Best Original Screenplay Nominated

César Awards

Year Category Title Result
1981 Best Animated Short Le Manège Won
1991 Foutaises Won
1992 Best Debut Delicatessen Won
Best Writing Won
2001 Best Film Amélie Won
Best Director Won
Best Writing Nominated
2004 Best Film A Very Long Engagement Nominated
Best Director Nominated
Best Writing Nominated

European Film Awards

Year Category Title Result
1991 Best Film Delicatessen Nominated
2001 Amélie Won
Best Director Won
Best European Film Won
2005 Best Director A Very Long Engagement Nominated

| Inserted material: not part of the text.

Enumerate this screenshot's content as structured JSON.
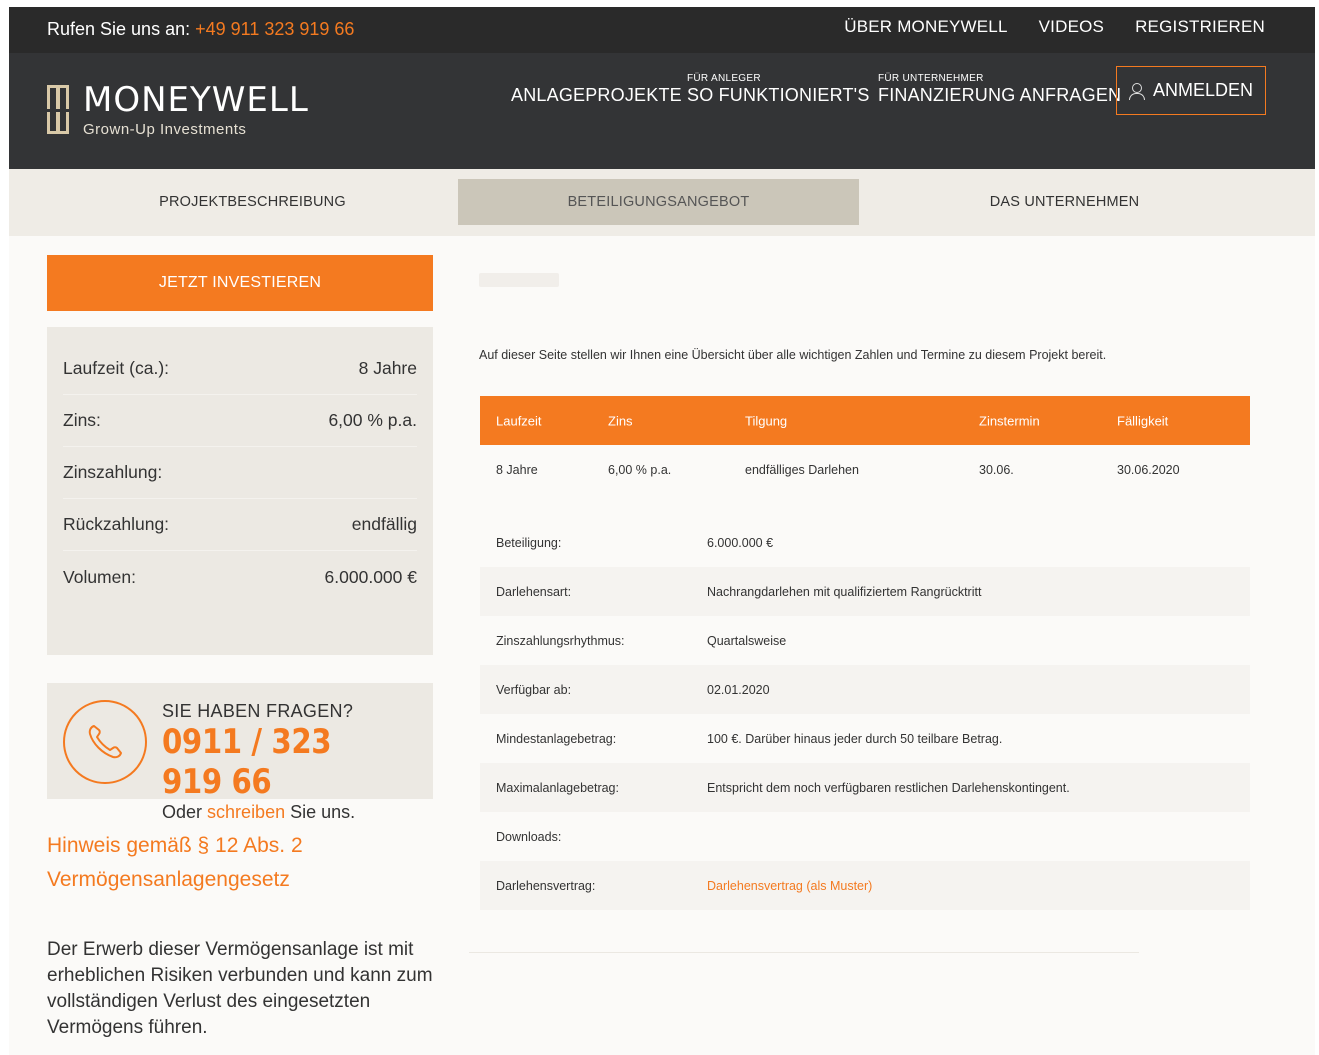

Edgar Awards

Year Category Title Result
2005 Best Scenery Amélie Won

Collaborations

Delicatessen The City of
Lost Children
Alien
Resurrection
Amélie A Very Long
Engagement
Micmacs The Young and
Prodigious Spivet
Bigbug
Aline Bonetto
(Production Designer)
☒N
☒N
☒N
☒N
☒N
Hervé Schneid
(Editor)
☒N
☒N
☒N
☒N
☒N
☒N
☒N
☒N
Urbain Cancelier
☒N
☒N
☒N
Marc Caro
☒N
☒N
Bruno Delbonnel
☒N
☒N
Jean-Claude Dreyfus
☒N
☒N
☒N
Marie-Laure Dougnac
☒N
☒N
André Dussollier
☒N
☒N
☒N
Madeline Fontaine
☒N
☒N
☒N
☒N
Ticky Holgado
☒N
☒N
☒N
☒N
Mathieu Kassovitz
☒N
☒N
Darius Khondji
☒N
☒N
☒N
Serge Merlin
☒N
☒N
Yolande Moreau
☒N
☒N
Ron Perlman
☒N
☒N
Dominique Pinon
☒N
☒N
☒N
☒N
☒N
☒N
☒N
☒N
Rufus
☒N
☒N
☒N
☒N
Audrey Tautou
☒N
☒N

Decorations

References

  1. ^ Archived at Ghostarchive and the Wayback Machine: Jean-Pierre Jeunet: A Life In Pictures. YouTube.
  2. ^ a b c Ezra, Elizabeth (2008). Jean-Pierre Jeunet. Chicago: Library of Congress Cataloging-in-Publication Data.
  3. ^ Maslin, Janet (5 October 1991). "Review/Film Festival; Please, How Many Lentils for Your Musical Saw?". The New York Times.
  4. ^ Holden, Stephen (15 December 1995). "FILM REVIEW;Out of the Fever Dreams of a Child". The New York Times.
  5. ^ Maslin, Janet (26 November 1997). "FILM REVIEW; Ripley, Believe It or Not, Has a Secret, and It's Not Pretty". The New York Times.
  6. ^ Zalewski, Daniel (28 October 2001). "Film; Going Sweet and Sentimental Has Its Rewards". The New York Times.
  7. ^ "European Film Awards, 2001, The Winners". European Film Academy. Retrieved 23 January 2023.
  8. ^ Dargis, Manohla (26 November 2004). "A Love That Won't Surrender to War, Death and Oblivion". The New York Times.
  9. ^ Murphy, Mekado (21 May 2010). "An Eye for Detail, an Imagination at Play". The New York Times.
  10. ^ Jeunet, Jean-Pierre (11 June 2010), Micmacs, retrieved 1 July 2016
  11. ^ Weissberg, Jay (28 September 2013). "Film Review: 'The Young and Prodigious T.S. Spivet'". Variety. Retrieved 21 April 2019.
  12. ^ Aguilar, Carlos (6 May 2019). "Jean-Pierre Jeunet Is Making an 'Amelie' Mockumentary and a Sci-Fi Animated Feature — Exclusive". IndieWire. Penske Business Media, LLC. Retrieved 14 December 2019.
  13. ^ "Nomination dans l'ordre des Arts et des Lettres janvier 2016". culturecommunication.gouv.fr. 31 March 2016. Archived from the original on 5 June 2016. Retrieved 3 April 2016.